Over the past 20 years a number of credit unions have bought local insurance agencies as a way to deliver property and casualty as well as life products to their members. Insurance services are seen as a logical extension of serving members’ financial needs. Recently, however, a large credit union decided to buy more than just a local agency. Rather it purchased a long time family-run business selling retail policies in 12 states. What motivated the credit union to get into the insurance business with a multi-million dollar investment, instead of continuing to refer members to its current insurance partners?
The credit union thought it saw a special opportunity in this business. Unlike a number of other agencies on the market, this firm concentrated on retail policies using an affinity marketing strategy with employers. The credit union believed this model was similar to its own and that in fact the credit union had an important advantage in its knowledge of when members would be in an insurance buying mode. For example, every time a member finances a car or home, insurance coverage is needed.
Second, the credit union wanted to diversify its capital. To protect the membership, the credit union believed that an investment outside its core balance sheet was desirable, if not necessary.
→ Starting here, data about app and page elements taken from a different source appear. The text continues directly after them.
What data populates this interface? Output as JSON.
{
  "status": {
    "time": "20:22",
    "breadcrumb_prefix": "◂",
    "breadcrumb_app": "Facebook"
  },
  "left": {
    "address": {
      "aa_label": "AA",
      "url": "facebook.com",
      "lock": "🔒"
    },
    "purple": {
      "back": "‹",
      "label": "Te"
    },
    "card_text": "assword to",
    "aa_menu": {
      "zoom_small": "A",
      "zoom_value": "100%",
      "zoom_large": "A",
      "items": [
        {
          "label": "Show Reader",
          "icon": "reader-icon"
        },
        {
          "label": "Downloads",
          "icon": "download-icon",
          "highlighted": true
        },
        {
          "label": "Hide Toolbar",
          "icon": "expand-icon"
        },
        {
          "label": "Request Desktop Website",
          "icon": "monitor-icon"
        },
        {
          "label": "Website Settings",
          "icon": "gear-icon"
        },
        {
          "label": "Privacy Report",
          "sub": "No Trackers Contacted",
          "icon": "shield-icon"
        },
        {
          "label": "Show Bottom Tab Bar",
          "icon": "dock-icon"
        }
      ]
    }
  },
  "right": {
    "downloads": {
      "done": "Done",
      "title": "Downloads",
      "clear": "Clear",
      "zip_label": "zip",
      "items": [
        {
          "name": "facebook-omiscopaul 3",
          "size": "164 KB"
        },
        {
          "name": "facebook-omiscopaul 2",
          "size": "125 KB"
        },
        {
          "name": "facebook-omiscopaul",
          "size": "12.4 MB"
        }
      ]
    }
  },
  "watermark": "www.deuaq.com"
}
Finally, the revenue model of insurance was very different from the asset-based model of the credit union. Generally the revenue flow was recurring as policies renewed, often with a modest price increase year after year. In contrast to a CUSO broker-dealer business in which the credit union had also invested, the certainty of income flow seemed much greater than the income from stock and mutual fund trades.
The lessons learned so far are similar to those of the other two businesses. The time frame to implement and realize results from the strategy take longer than anticipated. Integrating family-owned business practices with the more formal processes of the credit union took longer than planned. But the financial model looks to be even better than anticipated — annual revenue was up 18% last year. There was also a 14% return on the investment. Still, the credit union is just beginning to learn how to cross sell members, with 54 insurance sales through the credit union platform last month.
To Diversify or Not?
All three credit unions had similar advice for credit unions contemplating new businesses. The efforts take much longer than planned to achieve momentum. The key is hiring experts to run the business into which you are expanding.
But the most important experience was learning that one new effort leads to others. New business opportunities were now being brought to the credit unions by other businesses and credit unions in their markets. Credit unions are seen as sources of capital and with a distribution system able to reach consumer/members quickly. Senior managers of the credit union now see other avenues to expand their own careers, if not running their own business.
Getting into a new business is therefore not likely to be a one-off effort. The enthusiasm and drive necessary to research and commit to one venture continues after the business is up and running. Diversifying energizes strategy. That may be the most important return of all.